Main Guard Gate, part of Tiruchirapalli
Much of the present city was developed during the reign of Viswanátha Naik, well-known ruler  of Madurai  from 1559, and it was in the 18th century it was made the capital by the ruler Chockkanatha Naik. Because of its strategic location, there was a serious struggle between the French and the British forces to establish their authority in this part of S.India.This fort and the city was once the site of many fierce battles among the Indian rulers Nayaks of Madurai and Thanjavur, Marthas and Tipu Sultan of Mysore.
Rock fort. Ucchipilliyar temple, Tiruchiralli City, TN.

Though the French and the English ended the war else where, hostilities between them continued, in particular, in South India.  The French openly supported and  collaborated with Chanda Sahib, the son-in-law of the Nawab of Carnatic Dost Ali Khan. After Anwaruddin, Nawob of Arcot was slain, his son Muhammed Ali Khan Wallajah  moved over to Thiruchirapalli to save his life in the summer of 1751. He was an alley of the English company and the British Army was in disaray due to lack of proper military leader.   Chanda Sahib left Arcot to besiege Muhammed Ali Khan Wallajah at Trichinopoly to bring the Arcot kingdom under his control and  he was well supported by the French forces under French Governor-General Dupleix.
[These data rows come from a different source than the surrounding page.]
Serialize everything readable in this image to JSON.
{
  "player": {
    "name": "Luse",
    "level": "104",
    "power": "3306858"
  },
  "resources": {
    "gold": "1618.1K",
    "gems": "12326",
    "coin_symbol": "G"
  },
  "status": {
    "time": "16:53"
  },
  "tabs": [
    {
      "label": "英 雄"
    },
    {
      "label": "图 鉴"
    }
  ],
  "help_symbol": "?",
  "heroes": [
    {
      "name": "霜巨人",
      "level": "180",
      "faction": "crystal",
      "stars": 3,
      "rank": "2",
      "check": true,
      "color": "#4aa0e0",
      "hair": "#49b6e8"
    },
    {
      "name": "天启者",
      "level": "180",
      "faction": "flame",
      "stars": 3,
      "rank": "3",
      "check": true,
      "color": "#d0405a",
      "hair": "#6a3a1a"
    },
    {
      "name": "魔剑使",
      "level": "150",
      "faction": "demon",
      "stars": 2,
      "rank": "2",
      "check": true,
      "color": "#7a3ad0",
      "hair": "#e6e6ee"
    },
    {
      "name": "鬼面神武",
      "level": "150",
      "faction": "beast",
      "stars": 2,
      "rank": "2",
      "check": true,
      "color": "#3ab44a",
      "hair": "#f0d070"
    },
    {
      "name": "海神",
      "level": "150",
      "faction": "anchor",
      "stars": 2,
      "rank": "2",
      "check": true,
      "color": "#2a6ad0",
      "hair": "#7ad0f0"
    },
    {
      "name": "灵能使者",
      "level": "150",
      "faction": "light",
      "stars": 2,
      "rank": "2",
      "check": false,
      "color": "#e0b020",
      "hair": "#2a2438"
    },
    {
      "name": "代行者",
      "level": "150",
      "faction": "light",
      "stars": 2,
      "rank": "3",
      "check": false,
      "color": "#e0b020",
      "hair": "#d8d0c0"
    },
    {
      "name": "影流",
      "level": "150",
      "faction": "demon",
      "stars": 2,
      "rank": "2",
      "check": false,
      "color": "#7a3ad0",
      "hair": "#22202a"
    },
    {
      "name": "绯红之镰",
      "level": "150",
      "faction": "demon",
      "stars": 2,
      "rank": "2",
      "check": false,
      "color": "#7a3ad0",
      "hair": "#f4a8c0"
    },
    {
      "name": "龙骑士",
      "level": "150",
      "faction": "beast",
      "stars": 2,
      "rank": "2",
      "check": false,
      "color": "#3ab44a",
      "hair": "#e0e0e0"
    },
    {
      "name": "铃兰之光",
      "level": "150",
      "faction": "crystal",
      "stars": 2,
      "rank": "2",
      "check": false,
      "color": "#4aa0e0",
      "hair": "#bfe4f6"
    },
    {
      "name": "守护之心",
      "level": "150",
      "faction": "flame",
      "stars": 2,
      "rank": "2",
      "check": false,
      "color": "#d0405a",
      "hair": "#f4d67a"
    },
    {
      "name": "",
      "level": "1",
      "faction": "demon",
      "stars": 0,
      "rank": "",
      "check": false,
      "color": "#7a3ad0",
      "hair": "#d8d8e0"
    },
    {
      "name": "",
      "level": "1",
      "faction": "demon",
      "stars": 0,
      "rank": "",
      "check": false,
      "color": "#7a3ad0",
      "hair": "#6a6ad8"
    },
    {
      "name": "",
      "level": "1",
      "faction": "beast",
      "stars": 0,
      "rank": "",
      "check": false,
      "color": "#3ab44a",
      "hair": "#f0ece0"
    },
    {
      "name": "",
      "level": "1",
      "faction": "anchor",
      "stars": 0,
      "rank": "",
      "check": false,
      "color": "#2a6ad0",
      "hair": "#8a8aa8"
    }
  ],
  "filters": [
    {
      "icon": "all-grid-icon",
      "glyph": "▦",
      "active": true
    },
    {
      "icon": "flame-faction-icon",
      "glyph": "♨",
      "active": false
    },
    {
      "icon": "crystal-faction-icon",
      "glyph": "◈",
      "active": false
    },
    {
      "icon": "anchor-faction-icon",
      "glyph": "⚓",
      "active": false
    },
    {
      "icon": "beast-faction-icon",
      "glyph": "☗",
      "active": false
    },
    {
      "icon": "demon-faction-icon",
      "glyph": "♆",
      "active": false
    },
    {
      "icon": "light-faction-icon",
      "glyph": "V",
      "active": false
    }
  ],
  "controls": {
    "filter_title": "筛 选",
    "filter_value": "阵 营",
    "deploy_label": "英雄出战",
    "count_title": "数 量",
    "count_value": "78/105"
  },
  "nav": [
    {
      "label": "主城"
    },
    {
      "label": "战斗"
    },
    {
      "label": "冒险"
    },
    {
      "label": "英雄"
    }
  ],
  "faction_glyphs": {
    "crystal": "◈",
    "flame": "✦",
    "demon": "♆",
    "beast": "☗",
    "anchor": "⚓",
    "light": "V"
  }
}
It was in the ensuing battles,  Robert Clive who joined East India company as a  clerk in Madras, now Chennai, proved his military genius and led the war against the French forces and Chanda sahib.   After a prolonged siege by the forces of Chanda Sahib and  the French forces at Tiruchirapalli, Clive, in order to weaken the siege, mounted an attack in support of the Nawob of Arcot at Arcot which was seized by  Chanda Sahib. The British wanted to restore the rule to  back to Anwaruddin, Nawob of Arcot. As expected, Chanda Sahib diverted his large troop from Tiruchirapally to Arcot town. Towards the end of war,  Clive's strategy worked  well and he won the battle against Chanda Sahib and  and his alley the French Forces with limited contingent of soldiers under his command. He captured Arcot from besiegers and at the same time  put an end to the siege at Tiruchirapalli,  thus setting the stage for the British company to have a firm grip on the Southern parts of India. As for Robert Clive, he never had to turn his back, it was a successful career all the way, becoming a  powerful  British personality and creating a vast personal wealth.

The famous  historian Thomas Babington,  a century  late, commented on the siege as follows:

"... the commander who had to conduct the defense...was a young man of five and twenty, who had been bred as a book-keeper... Clive...had made his arrangements, and, exhausted by fatigue, had thrown himself on his bed. He was awakened by the alarm, and was instantly at his post.... After three desperate onsets, the besiegers retired behind the ditch. The struggle lasted about an hour...the garrison lost only five or six men".

Clive's smart strategic, but risky moves  during the siege of Arcot and also of Tiruchirapalli won appreciation back home  and made him popular in   Europe. The Prime Minister William Pitt the Elder described Clive as "heaven-born general" who had received no formal military training.

Robert Clive lived in Tiruchirapally in the fort area in the early part of 1750s for a short period. Clive Hostel aross the Teppaku;am (water tank) under the control of St. Joseph College and the famous Ucchi Pilliyar Hindu temple atop the small hill are the famous land marks in this city.